First-degree burns are very common.
Unlike second- or third-degree burns, first-degree burns only involve the top layer of the skin.
People often get these burns after accidentally touching a hot curling iron, hair straightener, or stove.
Sunburn can also be a first-degree burn.
If you have a first-degree burn, your skin may be red, painful and have mild swelling.
Only minor burns should be treated at home.
If you experience more severe symptoms or have a burn that is very large and painful,
call 911 or go to an emergency room immediately.
To treat a first-degree, minor burn, follow these tips from dermatologists:
Immerse the burn in cool tap water or apply cool, wet compresses.
Do this for about 10 minutes or until the pain subsides.
Cover the burn with a non-stick, sterile bandage.
Do not apply ointments, toothpaste or butter to the burn, as these may cause an infection.
If blisters form, let them heal on their own while keeping the area covered.
Do not pop the blisters.
Consider taking over-the-counter pain medication.
Acetaminophen or ibuprofen can help relieve the pain and reduce inflammation.
First-degree burns usually heal on their own without treatment from a doctor.
However, if your first-degree burn is very large, if the victim is an infant or an elderly
person, or if you think your burn is more severe, seek immediate medical care.

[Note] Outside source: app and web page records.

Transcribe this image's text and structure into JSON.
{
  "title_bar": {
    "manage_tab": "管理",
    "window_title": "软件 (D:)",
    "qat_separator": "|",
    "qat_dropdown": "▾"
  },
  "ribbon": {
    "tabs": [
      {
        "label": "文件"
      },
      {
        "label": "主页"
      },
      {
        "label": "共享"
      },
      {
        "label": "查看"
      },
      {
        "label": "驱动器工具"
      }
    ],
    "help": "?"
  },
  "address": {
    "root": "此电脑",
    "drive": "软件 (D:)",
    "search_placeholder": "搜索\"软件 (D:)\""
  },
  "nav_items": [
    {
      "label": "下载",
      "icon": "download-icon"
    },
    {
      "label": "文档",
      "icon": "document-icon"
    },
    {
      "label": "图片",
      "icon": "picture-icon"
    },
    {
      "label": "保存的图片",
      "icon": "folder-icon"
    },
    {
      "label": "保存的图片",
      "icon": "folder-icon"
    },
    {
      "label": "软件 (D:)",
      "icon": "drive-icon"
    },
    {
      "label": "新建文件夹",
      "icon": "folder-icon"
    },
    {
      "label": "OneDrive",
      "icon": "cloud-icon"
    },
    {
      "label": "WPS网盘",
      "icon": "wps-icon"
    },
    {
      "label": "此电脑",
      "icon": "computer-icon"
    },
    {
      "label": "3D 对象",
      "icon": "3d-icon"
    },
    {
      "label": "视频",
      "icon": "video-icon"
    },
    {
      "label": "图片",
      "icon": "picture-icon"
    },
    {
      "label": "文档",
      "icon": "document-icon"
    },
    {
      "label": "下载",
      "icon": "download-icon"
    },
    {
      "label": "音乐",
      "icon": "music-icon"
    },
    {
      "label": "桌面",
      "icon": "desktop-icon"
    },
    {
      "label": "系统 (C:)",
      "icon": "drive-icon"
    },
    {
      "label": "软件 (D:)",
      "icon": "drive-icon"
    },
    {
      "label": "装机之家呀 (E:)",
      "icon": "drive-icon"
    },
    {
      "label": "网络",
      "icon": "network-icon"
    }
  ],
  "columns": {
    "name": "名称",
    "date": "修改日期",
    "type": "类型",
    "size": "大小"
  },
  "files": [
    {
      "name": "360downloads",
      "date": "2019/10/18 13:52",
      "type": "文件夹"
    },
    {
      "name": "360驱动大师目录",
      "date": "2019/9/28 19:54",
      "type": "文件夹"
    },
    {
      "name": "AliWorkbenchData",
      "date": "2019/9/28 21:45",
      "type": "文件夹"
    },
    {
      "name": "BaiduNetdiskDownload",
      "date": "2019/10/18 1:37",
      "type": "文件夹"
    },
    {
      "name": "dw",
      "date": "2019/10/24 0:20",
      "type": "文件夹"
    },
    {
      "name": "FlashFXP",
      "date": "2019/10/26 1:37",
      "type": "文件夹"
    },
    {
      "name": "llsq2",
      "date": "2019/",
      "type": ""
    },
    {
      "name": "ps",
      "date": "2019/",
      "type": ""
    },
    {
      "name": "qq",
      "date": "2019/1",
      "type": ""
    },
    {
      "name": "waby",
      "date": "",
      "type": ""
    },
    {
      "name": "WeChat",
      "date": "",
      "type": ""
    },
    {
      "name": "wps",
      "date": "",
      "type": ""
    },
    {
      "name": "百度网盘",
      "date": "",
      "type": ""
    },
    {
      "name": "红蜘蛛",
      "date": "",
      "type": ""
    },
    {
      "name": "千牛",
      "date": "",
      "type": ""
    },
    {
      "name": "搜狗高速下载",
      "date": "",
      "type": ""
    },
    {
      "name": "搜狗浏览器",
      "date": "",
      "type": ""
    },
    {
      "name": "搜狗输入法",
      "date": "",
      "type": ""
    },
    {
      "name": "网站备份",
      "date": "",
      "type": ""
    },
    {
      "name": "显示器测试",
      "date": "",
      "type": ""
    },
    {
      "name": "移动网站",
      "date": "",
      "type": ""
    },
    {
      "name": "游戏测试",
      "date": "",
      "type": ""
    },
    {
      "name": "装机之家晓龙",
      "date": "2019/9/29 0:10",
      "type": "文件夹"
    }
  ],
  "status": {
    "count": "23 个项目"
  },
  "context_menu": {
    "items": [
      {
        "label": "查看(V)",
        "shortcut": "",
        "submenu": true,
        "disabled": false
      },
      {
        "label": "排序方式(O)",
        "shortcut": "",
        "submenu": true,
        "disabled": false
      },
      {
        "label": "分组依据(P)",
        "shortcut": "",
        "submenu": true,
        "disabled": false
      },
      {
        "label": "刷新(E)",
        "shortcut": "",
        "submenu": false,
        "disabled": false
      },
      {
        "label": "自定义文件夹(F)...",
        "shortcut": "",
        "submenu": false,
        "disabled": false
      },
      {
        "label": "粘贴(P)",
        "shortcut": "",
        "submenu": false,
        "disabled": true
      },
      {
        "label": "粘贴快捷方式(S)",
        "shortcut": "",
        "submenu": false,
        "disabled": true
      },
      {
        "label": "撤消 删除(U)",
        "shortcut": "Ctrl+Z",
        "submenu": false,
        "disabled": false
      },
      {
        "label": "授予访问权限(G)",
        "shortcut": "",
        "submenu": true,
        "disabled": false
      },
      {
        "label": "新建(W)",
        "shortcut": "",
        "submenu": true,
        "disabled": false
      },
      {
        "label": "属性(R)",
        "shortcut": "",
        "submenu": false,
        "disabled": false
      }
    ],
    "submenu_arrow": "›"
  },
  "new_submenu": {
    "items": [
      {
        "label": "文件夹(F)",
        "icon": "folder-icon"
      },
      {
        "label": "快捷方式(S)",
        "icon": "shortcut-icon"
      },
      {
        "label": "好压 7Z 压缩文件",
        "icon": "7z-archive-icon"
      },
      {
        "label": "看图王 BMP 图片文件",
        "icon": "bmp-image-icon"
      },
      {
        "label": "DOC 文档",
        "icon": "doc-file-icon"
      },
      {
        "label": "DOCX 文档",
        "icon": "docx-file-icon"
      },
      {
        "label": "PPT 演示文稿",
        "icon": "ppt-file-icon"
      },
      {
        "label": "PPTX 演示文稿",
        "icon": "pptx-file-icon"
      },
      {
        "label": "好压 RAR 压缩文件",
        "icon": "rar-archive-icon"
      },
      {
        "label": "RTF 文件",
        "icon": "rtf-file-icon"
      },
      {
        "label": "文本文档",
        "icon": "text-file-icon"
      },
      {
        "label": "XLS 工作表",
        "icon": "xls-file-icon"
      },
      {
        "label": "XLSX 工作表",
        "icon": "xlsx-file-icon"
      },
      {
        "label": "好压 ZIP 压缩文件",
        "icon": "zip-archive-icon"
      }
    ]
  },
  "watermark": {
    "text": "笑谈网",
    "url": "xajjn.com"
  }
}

To learn more about wound care or find a dermatologist in your area, visit aad.org.